Task to carry out — Look through the material below. Copy every line with the string "title" in it.

┌──

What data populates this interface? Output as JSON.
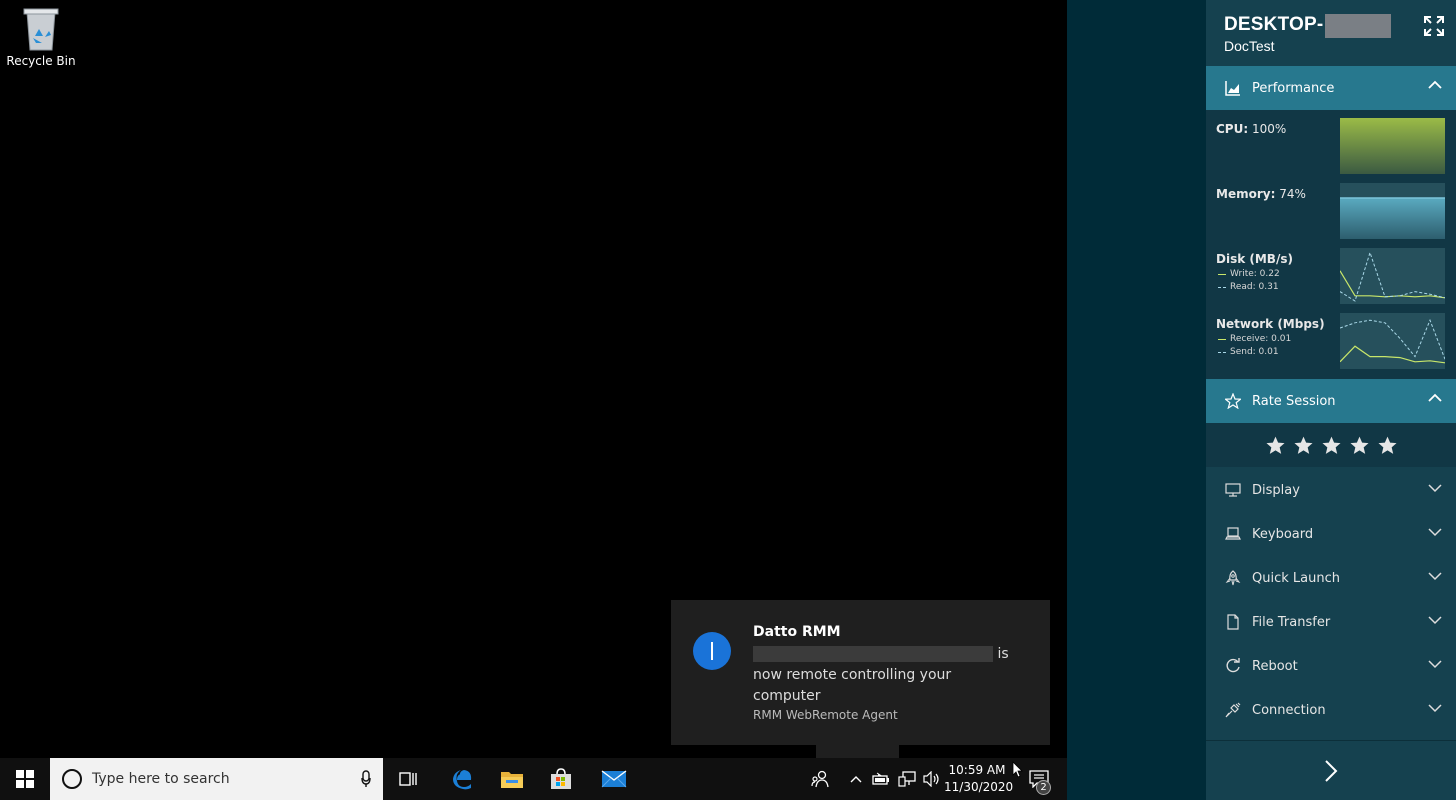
{
  "desktop": {
    "recycle_bin_label": "Recycle Bin"
  },
  "toast": {
    "title": "Datto RMM",
    "body_suffix": " is now remote controlling your computer",
    "source": "RMM WebRemote Agent"
  },
  "taskbar": {
    "search_placeholder": "Type here to search",
    "time": "10:59 AM",
    "date": "11/30/2020",
    "notification_count": "2",
    "pinned_icons": [
      "edge-icon",
      "file-explorer-icon",
      "store-icon",
      "mail-icon"
    ]
  },
  "panel": {
    "device_name_prefix": "DESKTOP-",
    "device_group": "DocTest",
    "performance": {
      "title": "Performance",
      "cpu": {
        "label": "CPU:",
        "value": "100%",
        "level": 1.0
      },
      "memory": {
        "label": "Memory:",
        "value": "74%",
        "level": 0.74
      },
      "disk": {
        "label": "Disk (MB/s)",
        "write_label": "Write: 0.22",
        "read_label": "Read: 0.31",
        "write_series": [
          0.6,
          0.12,
          0.12,
          0.1,
          0.12,
          0.1,
          0.12,
          0.08
        ],
        "read_series": [
          0.2,
          0.02,
          0.95,
          0.1,
          0.12,
          0.2,
          0.15,
          0.08
        ]
      },
      "network": {
        "label": "Network (Mbps)",
        "receive_label": "Receive: 0.01",
        "send_label": "Send: 0.01",
        "receive_series": [
          0.1,
          0.4,
          0.2,
          0.2,
          0.18,
          0.1,
          0.12,
          0.08
        ],
        "send_series": [
          0.75,
          0.85,
          0.9,
          0.85,
          0.55,
          0.2,
          0.9,
          0.15
        ]
      },
      "colors": {
        "cpu": "#8fb140",
        "memory": "#4e9fb5",
        "write": "#c8e66a",
        "read": "#a9d8e8"
      }
    },
    "rate_session": {
      "title": "Rate Session",
      "stars": 5
    },
    "menu": [
      {
        "label": "Display",
        "icon": "monitor-icon"
      },
      {
        "label": "Keyboard",
        "icon": "keyboard-icon"
      },
      {
        "label": "Quick Launch",
        "icon": "rocket-icon"
      },
      {
        "label": "File Transfer",
        "icon": "file-icon"
      },
      {
        "label": "Reboot",
        "icon": "reboot-icon"
      },
      {
        "label": "Connection",
        "icon": "plug-icon"
      }
    ],
    "accent": "#27788e"
  }
}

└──

Task response —
    "title": "Datto RMM",
      "title": "Performance",
      "title": "Rate Session",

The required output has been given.